* Assignment
How many lines in the material below include the string "works"? Answer with the number only.

* Source material
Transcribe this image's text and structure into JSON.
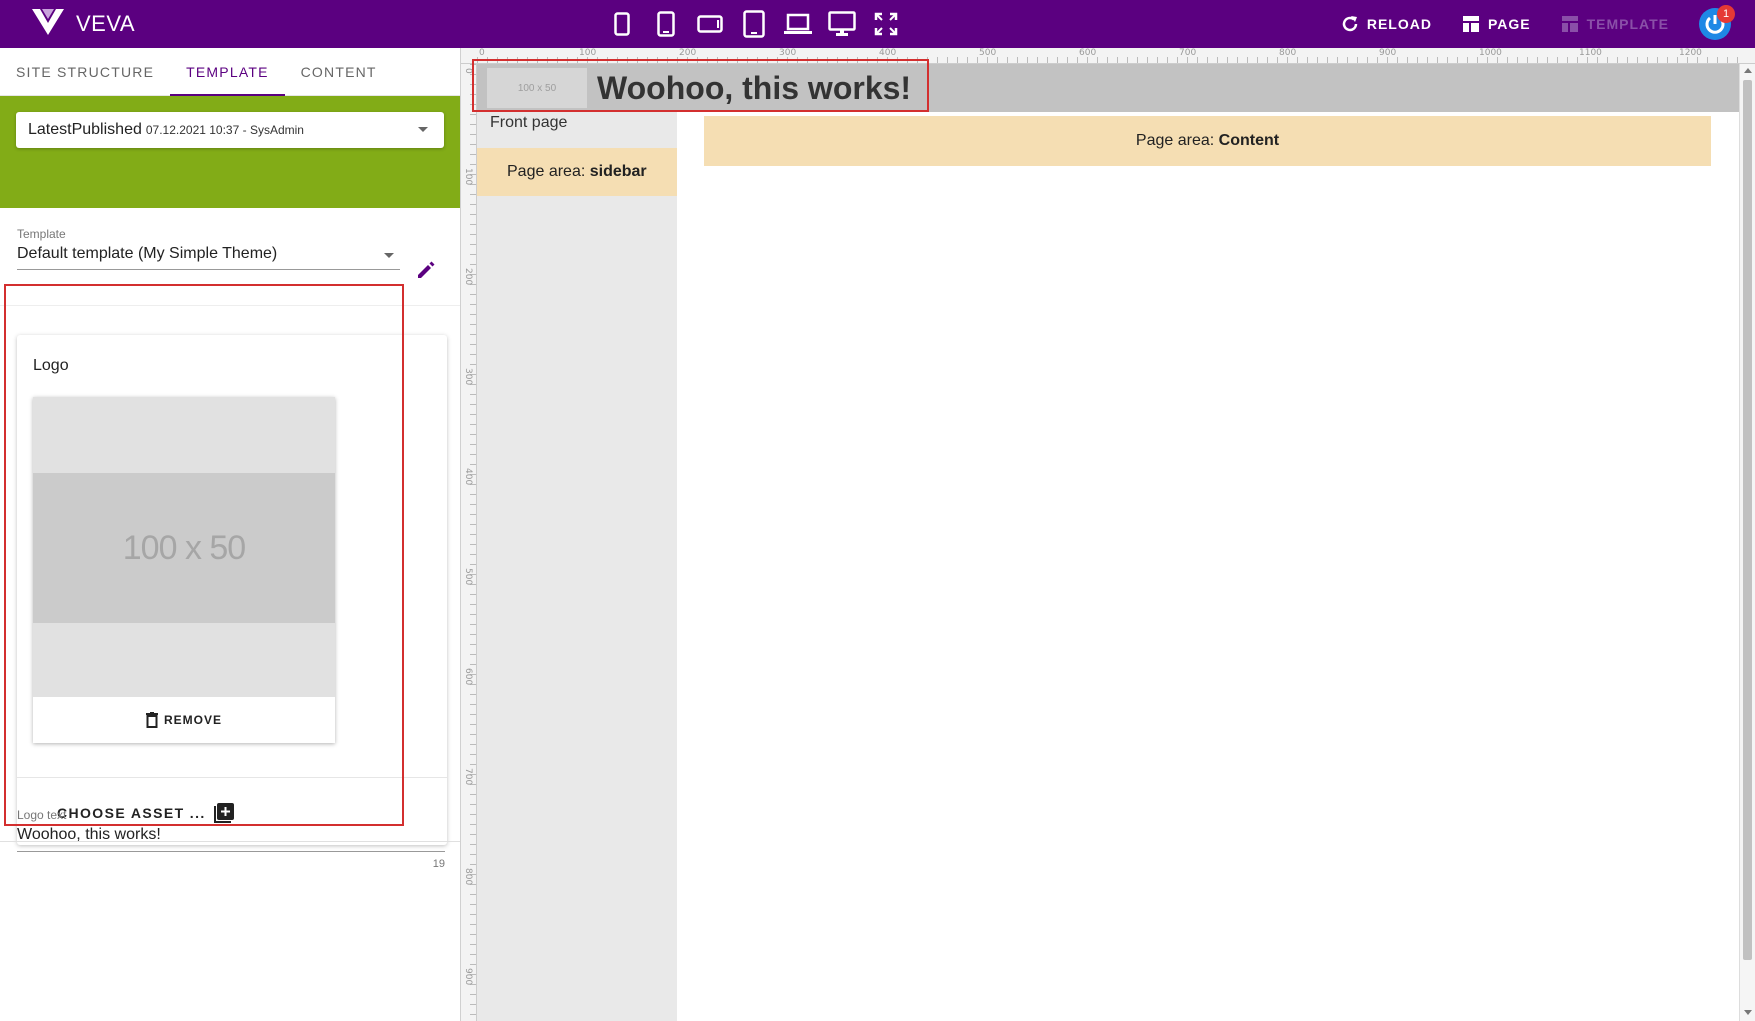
{
  "app": {
    "brand": "VEVA",
    "colors": {
      "topbar": "#5b0080",
      "accent": "#5b0080",
      "green_band": "#82ac17",
      "page_area": "#f5deb3",
      "highlight_outline": "#d32f2f"
    },
    "devices": [
      "phone-small-icon",
      "phone-icon",
      "phone-landscape-icon",
      "tablet-icon",
      "laptop-icon",
      "desktop-icon",
      "fullscreen-icon"
    ],
    "actions": {
      "reload": "RELOAD",
      "page": "PAGE",
      "template": "TEMPLATE"
    },
    "notification_count": "1"
  },
  "sidebar": {
    "tabs": [
      {
        "label": "SITE STRUCTURE",
        "active": false
      },
      {
        "label": "TEMPLATE",
        "active": true
      },
      {
        "label": "CONTENT",
        "active": false
      }
    ],
    "version": {
      "name": "LatestPublished",
      "meta": "07.12.2021 10:37 - SysAdmin"
    },
    "template": {
      "label": "Template",
      "value": "Default template (My Simple Theme)"
    },
    "logo": {
      "title": "Logo",
      "image_placeholder": "100 x 50",
      "remove_label": "REMOVE",
      "choose_label": "CHOOSE ASSET ..."
    },
    "logo_text": {
      "label": "Logo text",
      "value": "Woohoo, this works!",
      "char_count": "19"
    }
  },
  "preview": {
    "ruler_top": [
      "0",
      "100",
      "200",
      "300",
      "400",
      "500",
      "600",
      "700",
      "800",
      "900",
      "1000",
      "1100",
      "1200"
    ],
    "ruler_left": [
      "0",
      "100",
      "200",
      "300",
      "400",
      "500",
      "600",
      "700",
      "800",
      "900"
    ],
    "header": {
      "logo_placeholder": "100 x 50",
      "logo_text": "Woohoo, this works!"
    },
    "nav": {
      "front_page": "Front page"
    },
    "sidebar_area": {
      "prefix": "Page area: ",
      "name": "sidebar"
    },
    "content_area": {
      "prefix": "Page area: ",
      "name": "Content"
    }
  }
}
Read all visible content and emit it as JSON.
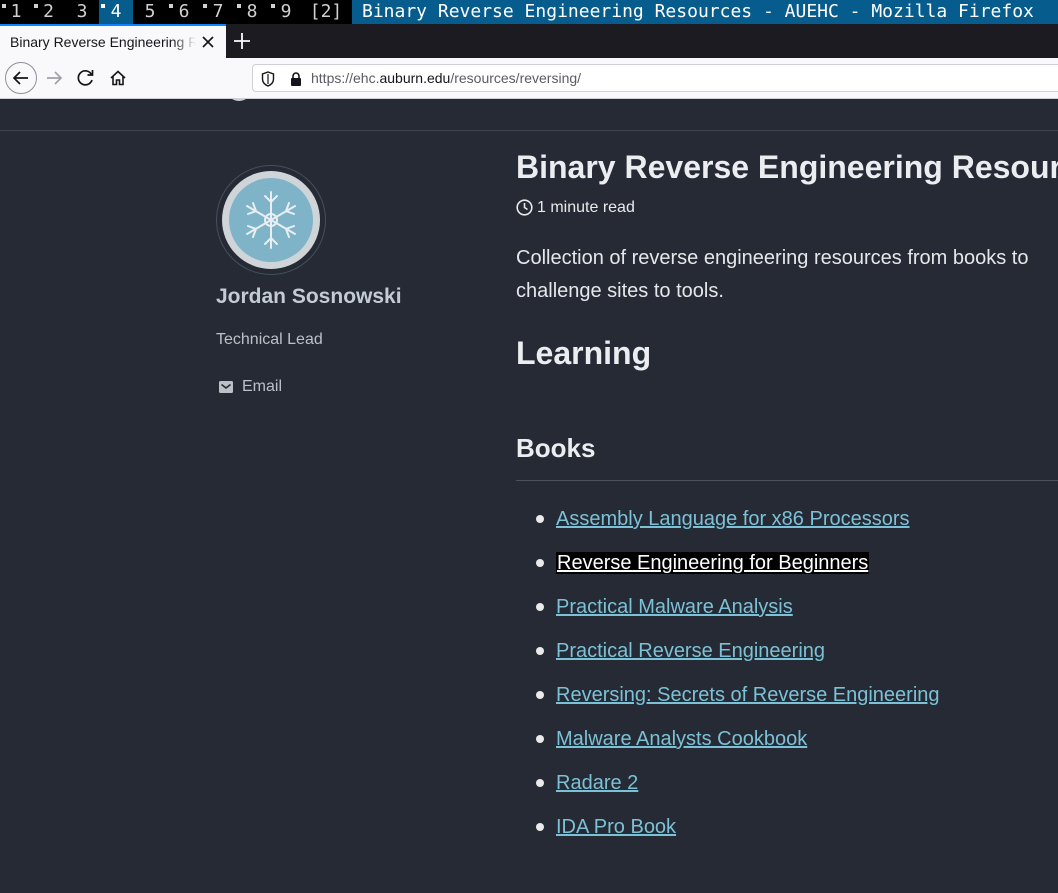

* Response area
2